JavaScript Closures

JavaScript closures allow functions to remember the scope in which they were created, even when they are executed outside that scope. This ability to capture and retain the lexical scope is what makes closures a powerful feature.

How Closures Work

To understand closures, it’s essential to grasp the concept of lexical scope. Lexical scope refers to the way in which variable names are resolved in nested functions. Closures come into play when a function is defined within another function, creating a chain of lexical scopes.

When an inner function is returned from its outer function, it carries with it a reference to the entire scope chain in which it was defined. This reference allows the inner function to access variables and parameters from its outer function, even after the outer function has finished executing. This behavior is the essence of closures.

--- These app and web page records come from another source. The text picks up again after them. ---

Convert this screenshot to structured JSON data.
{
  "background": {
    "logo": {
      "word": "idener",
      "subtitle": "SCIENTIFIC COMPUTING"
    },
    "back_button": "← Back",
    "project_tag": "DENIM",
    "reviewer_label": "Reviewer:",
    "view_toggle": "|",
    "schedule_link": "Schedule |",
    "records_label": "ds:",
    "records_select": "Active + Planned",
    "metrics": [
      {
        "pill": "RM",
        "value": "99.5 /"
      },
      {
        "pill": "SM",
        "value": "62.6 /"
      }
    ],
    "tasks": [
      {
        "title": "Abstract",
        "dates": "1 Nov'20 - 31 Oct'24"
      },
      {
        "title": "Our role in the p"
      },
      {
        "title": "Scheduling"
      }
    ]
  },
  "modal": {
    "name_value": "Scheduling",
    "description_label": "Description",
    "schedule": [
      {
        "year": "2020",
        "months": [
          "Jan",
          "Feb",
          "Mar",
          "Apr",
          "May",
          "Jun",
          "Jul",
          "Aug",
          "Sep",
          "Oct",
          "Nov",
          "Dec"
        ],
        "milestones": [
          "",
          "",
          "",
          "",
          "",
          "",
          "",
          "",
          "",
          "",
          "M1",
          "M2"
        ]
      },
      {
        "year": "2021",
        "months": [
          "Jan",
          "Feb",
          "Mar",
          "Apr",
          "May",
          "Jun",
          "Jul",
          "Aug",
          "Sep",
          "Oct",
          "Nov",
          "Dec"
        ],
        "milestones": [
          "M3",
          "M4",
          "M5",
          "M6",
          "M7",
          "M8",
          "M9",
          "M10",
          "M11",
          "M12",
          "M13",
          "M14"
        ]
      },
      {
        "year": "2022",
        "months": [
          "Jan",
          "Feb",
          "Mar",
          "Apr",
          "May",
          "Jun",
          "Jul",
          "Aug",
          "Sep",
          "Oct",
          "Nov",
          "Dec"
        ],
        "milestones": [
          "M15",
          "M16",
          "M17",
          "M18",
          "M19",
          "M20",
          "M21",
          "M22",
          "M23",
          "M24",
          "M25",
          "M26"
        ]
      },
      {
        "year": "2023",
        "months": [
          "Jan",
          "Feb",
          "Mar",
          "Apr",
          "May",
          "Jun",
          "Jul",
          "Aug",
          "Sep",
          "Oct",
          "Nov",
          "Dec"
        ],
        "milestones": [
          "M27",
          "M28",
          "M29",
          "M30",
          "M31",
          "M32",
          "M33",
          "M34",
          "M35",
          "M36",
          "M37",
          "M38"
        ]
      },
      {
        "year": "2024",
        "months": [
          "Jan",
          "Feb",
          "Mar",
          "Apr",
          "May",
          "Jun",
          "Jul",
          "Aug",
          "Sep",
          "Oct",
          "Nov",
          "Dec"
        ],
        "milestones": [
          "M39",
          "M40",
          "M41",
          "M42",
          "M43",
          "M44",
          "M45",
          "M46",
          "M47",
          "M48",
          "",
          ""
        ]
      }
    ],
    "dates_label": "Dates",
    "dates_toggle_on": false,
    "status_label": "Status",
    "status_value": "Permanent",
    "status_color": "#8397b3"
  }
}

Practical Examples

Let’s explore a few practical examples to illustrate how closures work in real-world scenarios. We’ll look at scenarios such as data encapsulation, private variables, and callback functions to showcase the versatility and usefulness of closures.

  1. Data Encapsulation: Closures provide a way to encapsulate data within a function, preventing external code from directly accessing or modifying it. This promotes data integrity and reduces the likelihood of unintended side effects.
function createCounter() {
  let count = 0;

  return function() {
    return count;

const counter = createCounter();
console.log(counter()); // Output: 1
console.log(counter()); // Output: 2

In this example, the createCounter function returns an inner function that has access to the count variable. The returned function serves as a counter, and the count variable is protected from external manipulation.

  1. Private Variables: Closures enable the creation of private variables within a function, allowing you to hide implementation details and expose only the necessary interfaces.
function createPerson(name) {
  let privateAge = 0;

  return {
    getName: function() {
      return name;
    getAge: function() {
      return privateAge;
    setAge: function(newAge) {
      if (newAge >= 0) {
        privateAge = newAge;

const person = createPerson("John");
console.log(person.getName()); // Output: John
console.log(person.getAge()); // Output: 0
console.log(person.getAge()); // Output: 25

In this example, the createPerson function returns an object with methods to access and modify private data (privateAge). This encapsulation ensures that the internal state of the object remains controlled.

  1. Callback Functions: Closures are commonly used in the context of callback functions. When a function is passed as an argument to another function and is executed later, it forms a closure, retaining access to the variables in its lexical scope.
function delayMessage(message, delay) {
  setTimeout(function() {
  }, delay);

delayMessage("Hello, World!", 2000);

In this example, the anonymous function inside setTimeout forms a closure, allowing it to access the message variable from the outer delayMessage function even after delayMessage has finished executing.

JavaScript closures provide developers with tools for creating modular, maintainable, and efficient code. By understanding how closures work and applying them judiciously, you can elevate your JavaScript programming skills and build robust applications.